Before Trey Parker and Matt Stone found success with TV megahit South Park, they wrote, produced, directed and starred in this comedic musical which tells the tragic events surrounding Alferd Packer. Taking place in 1873, it recounts the trial of Mr. Packer who was accused of murdering and eating parts of five men traveling with him on a journey from Utah to Colorado. This is loosely based on a true story where in real life, Alferd Packer did confess to cannibalism, but not murder, in this film, Alferd maintains his innocence of both charges.
Trey Parker plays Alferd Packer, but is listed in the acting credits as Juan Schwartz. Matt Stone is James Humphrey the obnoxious member of the party going with Packer. Traveling with them is George Noon, played by Dian Bachar who appeared in Parker and Stone’s other two films (BASEketball and Orgazmo,) and lent his voice to a few episodes of South Park. Frank Miller is played by Jason McHugh who just so happens to be the executive producer of Cannibal the Musical.
The songs that make this movie a musical aren’t anything wild or over the top. They’re your standard toe-tappy, happy showtune songs with the final song “Hang the bastard!” being the big dance production. Professional singer Toddy Walters, who has also done voices for South Park, stars as Polly Pry, the newspaper reporter who sings a lovely number halfway through the movie. She easily has the best voice in the entire production.
For a movie named Cannibal, you’d expect some over-the-top violence, and we get it in the first scene. We follow a crazed, murderous Packer as he runs around in the snow killing each of the five men on his expedition. This terrible scene isn’t real but is being described to a jury by the prosecution in Packer’s trial as if it were. Packer is found guilty without much of a defense and sentenced to be “hung until dead.” He is thrown in a jail cell for the last night of his life as Polly Pry shows up and convinces Alferd to give his side of the story.
Alferd (who, in reality, was known for spelling his name both Alfred and Alferd but he is historically referred to as Alferd. It is driving my spell checker insane.) was hired to take five men to the town of Breckenridge, Colorado. One night, his horse disappears and he takes the party far off course looking for her. They become lost, stranded and rapidly running out of supplies. Struggling to keep the fire lit in the middle of a frigid winter night, the hunger is so great, the men cook and eat their shoes. When one of the men gets his leg caught in a bear trap, things go from bad to worse.
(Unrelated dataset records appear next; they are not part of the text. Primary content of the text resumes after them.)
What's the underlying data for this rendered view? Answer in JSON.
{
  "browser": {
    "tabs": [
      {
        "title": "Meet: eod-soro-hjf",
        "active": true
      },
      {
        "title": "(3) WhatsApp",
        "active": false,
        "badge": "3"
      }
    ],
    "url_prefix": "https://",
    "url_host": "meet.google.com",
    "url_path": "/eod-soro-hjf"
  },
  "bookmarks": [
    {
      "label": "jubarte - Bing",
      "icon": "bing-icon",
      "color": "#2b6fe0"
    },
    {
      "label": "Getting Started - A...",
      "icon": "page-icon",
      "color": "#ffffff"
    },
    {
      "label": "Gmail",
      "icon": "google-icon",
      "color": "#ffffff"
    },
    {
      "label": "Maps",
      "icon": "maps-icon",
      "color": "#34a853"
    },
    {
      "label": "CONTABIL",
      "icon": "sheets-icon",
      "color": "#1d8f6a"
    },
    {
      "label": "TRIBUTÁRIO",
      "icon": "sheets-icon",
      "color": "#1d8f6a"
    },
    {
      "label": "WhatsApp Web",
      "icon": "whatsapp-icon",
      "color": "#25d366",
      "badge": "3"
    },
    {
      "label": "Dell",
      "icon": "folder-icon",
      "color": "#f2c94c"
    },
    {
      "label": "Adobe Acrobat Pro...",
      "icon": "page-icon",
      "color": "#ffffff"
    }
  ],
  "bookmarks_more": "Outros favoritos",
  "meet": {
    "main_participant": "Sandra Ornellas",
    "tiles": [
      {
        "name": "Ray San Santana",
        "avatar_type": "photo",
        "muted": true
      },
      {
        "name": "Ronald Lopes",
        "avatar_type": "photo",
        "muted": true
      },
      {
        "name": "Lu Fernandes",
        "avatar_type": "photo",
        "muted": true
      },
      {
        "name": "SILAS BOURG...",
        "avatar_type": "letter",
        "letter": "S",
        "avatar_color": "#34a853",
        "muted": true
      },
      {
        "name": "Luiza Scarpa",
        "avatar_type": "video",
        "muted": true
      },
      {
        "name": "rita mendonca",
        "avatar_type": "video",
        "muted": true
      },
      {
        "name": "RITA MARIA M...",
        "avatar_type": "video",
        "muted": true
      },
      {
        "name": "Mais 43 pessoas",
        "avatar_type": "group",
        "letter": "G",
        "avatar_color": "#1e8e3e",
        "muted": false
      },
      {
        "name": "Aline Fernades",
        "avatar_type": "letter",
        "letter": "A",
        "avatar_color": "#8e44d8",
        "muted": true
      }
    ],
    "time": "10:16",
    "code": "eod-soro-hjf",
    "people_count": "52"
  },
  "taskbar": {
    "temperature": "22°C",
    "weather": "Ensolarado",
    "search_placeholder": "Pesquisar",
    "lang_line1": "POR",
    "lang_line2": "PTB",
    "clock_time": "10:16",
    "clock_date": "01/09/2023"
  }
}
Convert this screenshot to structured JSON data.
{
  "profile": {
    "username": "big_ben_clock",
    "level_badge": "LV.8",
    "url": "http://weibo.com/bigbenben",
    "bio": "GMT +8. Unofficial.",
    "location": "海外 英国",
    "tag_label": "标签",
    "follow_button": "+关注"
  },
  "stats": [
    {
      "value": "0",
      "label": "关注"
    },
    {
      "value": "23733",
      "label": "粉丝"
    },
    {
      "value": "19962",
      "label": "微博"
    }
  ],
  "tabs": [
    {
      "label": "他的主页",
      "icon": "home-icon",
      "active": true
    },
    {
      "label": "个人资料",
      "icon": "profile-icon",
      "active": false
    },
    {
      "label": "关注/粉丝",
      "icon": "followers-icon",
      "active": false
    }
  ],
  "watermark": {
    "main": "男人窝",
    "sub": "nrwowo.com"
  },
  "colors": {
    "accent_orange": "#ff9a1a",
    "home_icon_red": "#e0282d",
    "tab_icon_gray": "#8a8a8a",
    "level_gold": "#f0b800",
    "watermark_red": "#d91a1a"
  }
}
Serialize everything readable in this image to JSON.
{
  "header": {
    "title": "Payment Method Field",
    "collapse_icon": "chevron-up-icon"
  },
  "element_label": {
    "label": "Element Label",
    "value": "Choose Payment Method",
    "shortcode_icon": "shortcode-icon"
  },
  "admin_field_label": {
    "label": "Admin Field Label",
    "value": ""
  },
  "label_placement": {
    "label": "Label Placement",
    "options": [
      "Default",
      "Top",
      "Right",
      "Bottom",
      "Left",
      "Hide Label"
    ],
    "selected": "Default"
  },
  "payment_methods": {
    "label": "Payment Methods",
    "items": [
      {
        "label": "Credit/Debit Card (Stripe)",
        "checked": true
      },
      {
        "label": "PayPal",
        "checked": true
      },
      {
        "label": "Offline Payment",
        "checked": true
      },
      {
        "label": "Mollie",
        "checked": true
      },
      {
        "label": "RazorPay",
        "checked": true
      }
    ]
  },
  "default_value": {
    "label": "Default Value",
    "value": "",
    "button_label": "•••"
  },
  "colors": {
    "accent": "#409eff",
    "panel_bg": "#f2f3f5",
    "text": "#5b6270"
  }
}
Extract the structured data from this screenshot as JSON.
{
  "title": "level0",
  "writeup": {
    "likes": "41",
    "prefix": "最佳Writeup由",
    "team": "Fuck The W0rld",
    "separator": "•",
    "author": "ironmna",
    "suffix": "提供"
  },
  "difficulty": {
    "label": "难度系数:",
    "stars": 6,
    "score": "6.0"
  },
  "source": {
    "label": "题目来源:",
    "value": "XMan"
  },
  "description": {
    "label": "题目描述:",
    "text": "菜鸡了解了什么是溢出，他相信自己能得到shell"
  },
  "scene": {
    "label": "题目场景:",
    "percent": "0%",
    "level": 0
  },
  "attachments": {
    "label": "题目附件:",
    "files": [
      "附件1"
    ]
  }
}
Cannibal the Musical, not only makes the second musical I’ve reviewed so far, it is also the first Troma movie I’ve reviewed that wasn’t made by Troma. A large part of their catalog are films made by smaller, and usually defunct independent studios. Troma purchased the rights to them and now Lloyd Kaufman can have his way with them, like putting them on YouTube, and other things best not mentioned.
The production quality was up there with how good the movie looks and sounds. If you like South Park’s darker humor, Cannibal is actually a lot cleaner than that. The jokes were goofy and witty instead of South Park’s over-the-top, sometimes gross-out humor. Cannibal could actually be a family film, as long as the family can stand a bit of dismemberment with their entertainment.
So here it is, take a bite out of Cannibal the Musical!